Drishyam Sundance Screenwriters Lab participant Raj Rishi More talks about his experience at the lab, progress on the script and the experience he garnered by being an assistant to the director.

Raj Rishi More

Please tell us about your background. How did you get into film writing?

Working as a photographer in Bangalore before shifting to Mumbai in 2011, I aspired to be a film director. I used to shoot videos and make montages of them, trying to tell a story to myself as I was the only audience of my video work. I have been writing shorts for couple of years and last year directed one of them named Baba, a Marathi language short set in Mumbai. Baba was an enriching experience which pushed me towards writing my first feature Pirates.

What does it mean to be one of the chosen scripts in the Drishyam – Sundance Institute Screenwriters’ Lab 2015?

You mean apart from good hospitality in Goa? (laughs) Well, it means a lot of things. The most important being the fact that I got to discuss my script with various advisors and understand my own script better. Secondly, Sundance Lab also supports individual projects post lab, we can seek advise and feedback at different stages of making the film, which I think has a range of benefits.

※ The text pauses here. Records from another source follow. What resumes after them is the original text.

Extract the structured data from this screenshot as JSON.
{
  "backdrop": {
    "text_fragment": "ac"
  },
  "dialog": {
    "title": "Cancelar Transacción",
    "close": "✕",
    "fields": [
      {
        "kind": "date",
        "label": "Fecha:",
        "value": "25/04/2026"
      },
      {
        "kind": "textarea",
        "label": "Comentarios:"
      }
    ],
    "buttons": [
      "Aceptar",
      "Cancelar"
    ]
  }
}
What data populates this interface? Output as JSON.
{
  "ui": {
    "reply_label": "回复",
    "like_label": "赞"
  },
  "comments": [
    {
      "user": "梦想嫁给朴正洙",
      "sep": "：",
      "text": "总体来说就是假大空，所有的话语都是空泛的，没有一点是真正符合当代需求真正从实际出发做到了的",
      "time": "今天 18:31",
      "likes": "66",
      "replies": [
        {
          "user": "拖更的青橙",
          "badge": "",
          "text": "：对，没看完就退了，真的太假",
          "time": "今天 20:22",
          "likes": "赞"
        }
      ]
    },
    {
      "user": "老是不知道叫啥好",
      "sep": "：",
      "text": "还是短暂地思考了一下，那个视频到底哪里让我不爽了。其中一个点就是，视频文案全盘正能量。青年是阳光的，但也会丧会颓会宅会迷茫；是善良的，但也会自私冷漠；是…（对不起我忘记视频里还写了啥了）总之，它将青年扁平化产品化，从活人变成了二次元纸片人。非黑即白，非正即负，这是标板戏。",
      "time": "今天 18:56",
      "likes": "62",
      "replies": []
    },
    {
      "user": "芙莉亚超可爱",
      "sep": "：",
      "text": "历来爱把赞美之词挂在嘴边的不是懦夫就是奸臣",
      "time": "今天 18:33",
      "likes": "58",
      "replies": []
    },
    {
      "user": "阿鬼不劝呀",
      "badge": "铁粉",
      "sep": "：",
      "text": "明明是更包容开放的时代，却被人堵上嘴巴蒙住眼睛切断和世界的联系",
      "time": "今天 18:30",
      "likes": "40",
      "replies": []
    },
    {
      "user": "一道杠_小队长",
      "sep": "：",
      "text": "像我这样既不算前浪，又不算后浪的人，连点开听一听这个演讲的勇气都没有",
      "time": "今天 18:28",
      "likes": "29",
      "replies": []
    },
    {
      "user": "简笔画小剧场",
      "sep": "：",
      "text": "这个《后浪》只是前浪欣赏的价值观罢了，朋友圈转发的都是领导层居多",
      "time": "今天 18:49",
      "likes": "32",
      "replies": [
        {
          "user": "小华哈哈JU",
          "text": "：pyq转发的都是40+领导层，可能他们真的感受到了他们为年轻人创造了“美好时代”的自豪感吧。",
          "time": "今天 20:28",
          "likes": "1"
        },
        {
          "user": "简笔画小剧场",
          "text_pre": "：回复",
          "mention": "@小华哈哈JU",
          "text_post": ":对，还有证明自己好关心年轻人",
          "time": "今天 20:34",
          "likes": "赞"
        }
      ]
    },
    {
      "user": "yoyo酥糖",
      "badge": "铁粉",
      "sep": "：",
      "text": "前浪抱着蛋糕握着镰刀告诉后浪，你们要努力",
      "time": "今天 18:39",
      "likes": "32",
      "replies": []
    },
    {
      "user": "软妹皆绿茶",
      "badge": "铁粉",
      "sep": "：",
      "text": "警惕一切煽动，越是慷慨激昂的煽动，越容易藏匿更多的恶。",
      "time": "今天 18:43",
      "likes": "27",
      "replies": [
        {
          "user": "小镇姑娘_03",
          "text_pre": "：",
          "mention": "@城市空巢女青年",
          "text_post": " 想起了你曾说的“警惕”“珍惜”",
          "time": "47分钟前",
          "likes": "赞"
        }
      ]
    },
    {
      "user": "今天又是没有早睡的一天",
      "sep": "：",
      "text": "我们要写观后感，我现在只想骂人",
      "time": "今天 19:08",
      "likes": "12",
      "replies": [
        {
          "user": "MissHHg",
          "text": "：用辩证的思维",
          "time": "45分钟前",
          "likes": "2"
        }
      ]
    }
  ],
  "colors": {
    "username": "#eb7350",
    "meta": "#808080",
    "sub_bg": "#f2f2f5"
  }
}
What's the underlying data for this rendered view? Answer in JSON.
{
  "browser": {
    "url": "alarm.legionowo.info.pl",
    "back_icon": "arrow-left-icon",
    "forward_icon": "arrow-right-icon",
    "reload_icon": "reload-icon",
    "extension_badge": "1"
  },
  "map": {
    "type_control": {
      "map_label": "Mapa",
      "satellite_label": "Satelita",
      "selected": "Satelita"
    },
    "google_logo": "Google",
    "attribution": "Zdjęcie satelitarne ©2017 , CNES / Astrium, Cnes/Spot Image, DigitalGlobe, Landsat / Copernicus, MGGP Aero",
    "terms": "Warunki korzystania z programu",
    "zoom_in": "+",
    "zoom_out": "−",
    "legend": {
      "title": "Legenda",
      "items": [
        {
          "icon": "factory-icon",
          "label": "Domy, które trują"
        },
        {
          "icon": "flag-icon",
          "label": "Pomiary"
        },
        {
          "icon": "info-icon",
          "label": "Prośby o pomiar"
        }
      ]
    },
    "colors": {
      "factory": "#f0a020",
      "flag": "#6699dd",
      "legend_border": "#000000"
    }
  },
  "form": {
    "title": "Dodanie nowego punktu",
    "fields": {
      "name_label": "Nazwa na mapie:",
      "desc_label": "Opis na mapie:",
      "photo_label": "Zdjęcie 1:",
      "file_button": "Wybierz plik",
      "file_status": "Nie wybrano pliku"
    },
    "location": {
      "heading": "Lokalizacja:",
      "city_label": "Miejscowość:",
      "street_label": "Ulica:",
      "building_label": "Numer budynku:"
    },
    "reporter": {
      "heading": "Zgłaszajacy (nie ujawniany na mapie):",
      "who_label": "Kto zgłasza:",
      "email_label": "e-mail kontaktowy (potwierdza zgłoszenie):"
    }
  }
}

The panel had eminent filmmakers from all over the world. What kind of feedback did you expect and how did it eventually go?

I didn’t know what to expect as it was my first time but I was mostly nervous. Advisors discussed more than just giving feedback, which I think was more helpful. Scope of dialogue, constructive conversations, always benefit in learning.


There were other participants from varied backgrounds and experiences. What kind of interactions did you have with fellow participants?

All the fellow writers were extremely approachable and welcoming. We hardly talked about each others scripts as we hadn’t read them. We talked on various other things and the sharing lead to cultivating friendship. In a very short span of time we became friends.  I am still in touch with most of them.

The synopsis says that the film is based on a cartoonist. Can you further elaborate about the theme? And why it is named ‘Pirates’?

Yes, the story is about an aspiring illustrator who is trying to find his own space, trying to chase his dream in the odyssey of life and ‘Pirates’ is the fantasy he creates. That is all I can reveal now as the script is still in progress. I am writing another draft of it, so it’s still in the ‘developing’ stage.

Who were your mentors from the panel? And how has the experience benefited your story?

Each of us had four mentors including Indians and Non-Indians, which I felt was the best as we received different perspectives from all over the world. They helped me in adapting something very local, giving it a global appeal while keeping it’s essence intact. End of the day a film has to work on paper so that it transforms effortlessly onscreen, these advisers help you do that.

Drishyam Films plans to produce 2-3 scripts from the lab. Your thoughts on this?

It’s good if they do. Independent filmmakers like us could use as many hands as we can get.


Will you also direct your script? Have you got your team in place?

Yes I will direct Pirates, and there’s no team yet. I am still writing the film.

You have consistently worked with Ritesh Batra in all his film projects. Tell us about your collaboration and also is he a part of your project?

Yes, Ritesh is part of the film. I met him in 2012 when he was starting the prep for The Lunchbox and joined him as Director’s Assistant and researcher for the film. We have been working together since. I worked very closely with Ritesh on The Lunchbox and learnt a lot. It was like going to film school. As his assistant I always tried to understand the ‘Why’ of things – Why we need this location, why we need this color of shirt; the ‘why’ of every minute detail. All this helped when I sat down to write Pirates.

Please share your experience from being an Assistant Director to Director.

What I can say from my experience as an Assistant Director is that while assisting I learnt mechanics of filmmaking, understood how a film set works, which will help me while directing. But I also learnt that a Director works intimately with actors to make a film and that’s something one can only learn with experience of directing, not assisting. If one wants to be a Director then one must direct stuff even if it’s a home video or a short. Start small, but start somewhere and keep doing things to learn – unlearn.